Liz Whittemore Maternal instinct makes Andrea Arnold’s first feature documentary doubly challenging to watch, and that is most certainly the point. Cow takes the audience on an intimate journey alongside a dairy cow named Luma. Be prepared for your view of the bovine to drastically change. Cow is a shocking film that might turn you into an animal rights advocate. Read full review.

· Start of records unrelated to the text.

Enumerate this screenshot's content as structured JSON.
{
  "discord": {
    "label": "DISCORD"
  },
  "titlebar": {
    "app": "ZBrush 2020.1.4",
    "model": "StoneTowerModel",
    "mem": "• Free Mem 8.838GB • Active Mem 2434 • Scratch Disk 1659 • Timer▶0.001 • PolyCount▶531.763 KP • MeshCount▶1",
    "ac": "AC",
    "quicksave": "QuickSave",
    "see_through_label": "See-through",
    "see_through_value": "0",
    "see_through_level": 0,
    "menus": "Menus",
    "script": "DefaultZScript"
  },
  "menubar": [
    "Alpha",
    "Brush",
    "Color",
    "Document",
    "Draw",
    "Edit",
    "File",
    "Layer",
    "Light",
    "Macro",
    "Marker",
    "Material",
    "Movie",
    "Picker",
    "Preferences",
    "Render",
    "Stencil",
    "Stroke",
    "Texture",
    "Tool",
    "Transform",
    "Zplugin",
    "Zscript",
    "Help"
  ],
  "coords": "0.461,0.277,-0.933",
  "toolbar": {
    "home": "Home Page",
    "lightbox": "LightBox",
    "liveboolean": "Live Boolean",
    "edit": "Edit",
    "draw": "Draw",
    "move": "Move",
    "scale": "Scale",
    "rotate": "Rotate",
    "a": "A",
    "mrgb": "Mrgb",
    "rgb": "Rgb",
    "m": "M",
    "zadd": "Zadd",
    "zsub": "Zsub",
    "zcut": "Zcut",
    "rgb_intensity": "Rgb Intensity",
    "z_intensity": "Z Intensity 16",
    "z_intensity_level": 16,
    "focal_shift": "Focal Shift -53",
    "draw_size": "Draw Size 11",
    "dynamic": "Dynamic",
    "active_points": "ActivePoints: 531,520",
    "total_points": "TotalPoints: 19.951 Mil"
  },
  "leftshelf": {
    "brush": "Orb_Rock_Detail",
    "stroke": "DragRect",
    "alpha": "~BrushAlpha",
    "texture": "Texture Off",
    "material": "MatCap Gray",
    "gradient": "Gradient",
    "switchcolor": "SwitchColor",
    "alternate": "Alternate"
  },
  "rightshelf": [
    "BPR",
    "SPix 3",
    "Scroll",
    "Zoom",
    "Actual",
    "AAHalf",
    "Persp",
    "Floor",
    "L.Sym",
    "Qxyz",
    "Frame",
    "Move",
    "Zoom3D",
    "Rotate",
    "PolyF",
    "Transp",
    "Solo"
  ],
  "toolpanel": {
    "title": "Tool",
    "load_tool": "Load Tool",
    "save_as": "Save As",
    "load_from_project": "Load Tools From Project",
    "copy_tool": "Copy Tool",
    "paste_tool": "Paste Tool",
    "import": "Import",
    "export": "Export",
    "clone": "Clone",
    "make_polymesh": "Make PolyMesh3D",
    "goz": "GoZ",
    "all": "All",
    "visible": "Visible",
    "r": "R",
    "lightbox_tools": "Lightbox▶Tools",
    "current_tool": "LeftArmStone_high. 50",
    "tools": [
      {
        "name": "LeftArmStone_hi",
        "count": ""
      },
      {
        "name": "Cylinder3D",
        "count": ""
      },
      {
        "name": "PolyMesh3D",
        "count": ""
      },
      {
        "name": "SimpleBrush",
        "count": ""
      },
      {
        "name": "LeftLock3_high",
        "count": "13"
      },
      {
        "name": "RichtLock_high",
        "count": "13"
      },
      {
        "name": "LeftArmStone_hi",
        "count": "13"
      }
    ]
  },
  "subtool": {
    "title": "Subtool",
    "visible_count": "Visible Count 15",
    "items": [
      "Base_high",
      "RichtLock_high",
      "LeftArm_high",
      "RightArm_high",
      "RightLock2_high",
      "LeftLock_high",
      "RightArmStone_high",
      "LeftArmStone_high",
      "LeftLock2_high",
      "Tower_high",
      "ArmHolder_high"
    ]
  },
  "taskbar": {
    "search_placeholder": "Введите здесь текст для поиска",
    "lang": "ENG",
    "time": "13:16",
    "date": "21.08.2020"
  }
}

Cate Marquis Andrea Arnold’s documentary Cow is an un-narrated, year-in-the-life look at a diary cow on a British family dairy farm. Starting with the birth of a calf, the documentary follows a single dairy cow, and sometimes that calf, through the course of what appears to be about a year. The documentary is basically told from the cow’s point of view, and not only does it not pretty things up but makes it a point to pull no punches in depicting the cow’s life. The documentary has a strong, if unspoken, opinion, and those who have never visited a working farm, or delved much into how food is produced, may be shocked by some of it. But there are also idyllic scenes on pasture, so it is worth noting that there more humane ways to do this (and worse ways, as seen on factory farms) than we see in this documentary, and to maximize that time on pasture, organic family farms are the better choice.
Director: Andrea Arnold
Release Date: April 8, 2022
Running Time: 94 minutes
Language: English (and Bovine)
Screenwriter: Observational documentary
Distribution Company: IFC Films
AWFJ Movie of the Week Panel Members: Sandie Angulo Chen, Betsy Bozdech, Leslie Combemale, Marilyn Ferdinand, Pam Grady, Loren King, Cate Marquis, Jennifer Merin, Nell Minow, Sherin Nicole, Liz Whittemore, Susan Wloszczyna
Edited by Jennifer Merin